Beaver Valley Nuclear Power Station (Courtesy Photo)
Beaver Valley Nuclear Power Station (Courtesy Photo)

SHIPPINGPORT, Pa. (AP) – The federal Nuclear Regulatory Commission has backtracked on concerns it raised about a safety drill earlier this year meant to measure a western Pennsylvania nuclear power plant’s ability to fend off a terrorist attack.

Officials with the NRC and FirstEnergy Corp., which owns the Beaver Valley Nuclear Power Station, said the NRC has rescinded its August finding that one problem with the drill resulted in a “greater than green” level violation.

The color-coded scale has four levels of violations, with green being the least serious. Had the NRC finalized its finding of a “greater than green” violation, the plant 30 miles northwest of Pittsburgh would have been the subject of increased federal oversight.

Instead, NRC spokesman Neil Sheehan said the regulatory agency’s concerns were answered at a closed-door meeting with the company in September, prompting the NRC to since announce that no security-related “incident” had occurred stemming from the mock attack, known as a “force-on-force” drill.

“We felt the issue related to the way the drill was conducted or controlled rather than a true deficiency in our protective strategy,” FirstEnergy spokeswoman Jennifer Young said. “Additional inspections, which will include a force-on-force component, will confirm that these types of controller issues have been corrected.”

Sheehan said NRC inspectors initially believed a “greater than green” incident had occurred during the April drill. Nuclear plants are required to conduct such drills every three years since the Sept. 11, 2011, terror attacks.

When the NRC issues such a finding, the agency gives the plant a chance to respond and one of three things can happen: the finding can be confirmed, downgraded, or determined to not be a finding. Though the third outcome rarely occurs, it did in this case, Sheehan said.

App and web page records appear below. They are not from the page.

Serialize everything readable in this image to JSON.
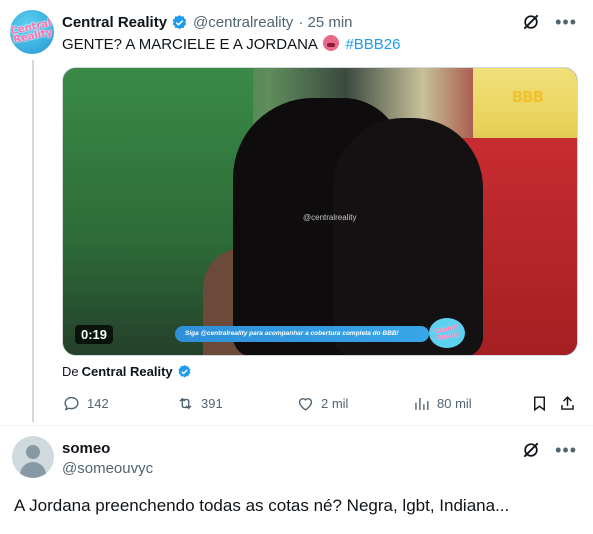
{
  "tweet": {
    "author_name": "Central Reality",
    "author_handle": "@centralreality",
    "timestamp": "· 25 min",
    "avatar_text": "Central Reality",
    "text_before": "GENTE? A MARCIELE E A JORDANA",
    "emoji": "pouting-face-emoji",
    "hashtag": "#BBB26",
    "video": {
      "duration": "0:19",
      "logo_text": "BBB",
      "watermark": "@centralreality",
      "banner_text": "Siga @centralreality para acompanhar a cobertura completa do BBB!",
      "banner_logo_text": "Central Reality"
    },
    "from_prefix": "De",
    "from_name": "Central Reality",
    "actions": {
      "replies": "142",
      "reposts": "391",
      "likes": "2 mil",
      "views": "80 mil"
    }
  },
  "reply": {
    "author_name": "someo",
    "author_handle": "@someouvyc",
    "text": "A Jordana preenchendo todas as cotas né? Negra, lgbt, Indiana..."
  },
  "colors": {
    "accent": "#1d9bf0",
    "muted": "#536471",
    "text": "#0f1419"
  }
}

Sheehan said the NRC wants “to make sure we get it right, and as part of that process, the company has an opportunity to make its case. More often than not, they don’t prevail when they make their case. In this case, they persuaded us there was additional information we needed to consider and we are not going to issue a ‘greater than green’ finding.”

The NRC doesn’t divulge details of security findings, or even the exact grade of the incident – with red being the most serious – to safeguard any information from would-be attackers.

About Post Author


From the Web

Skip to content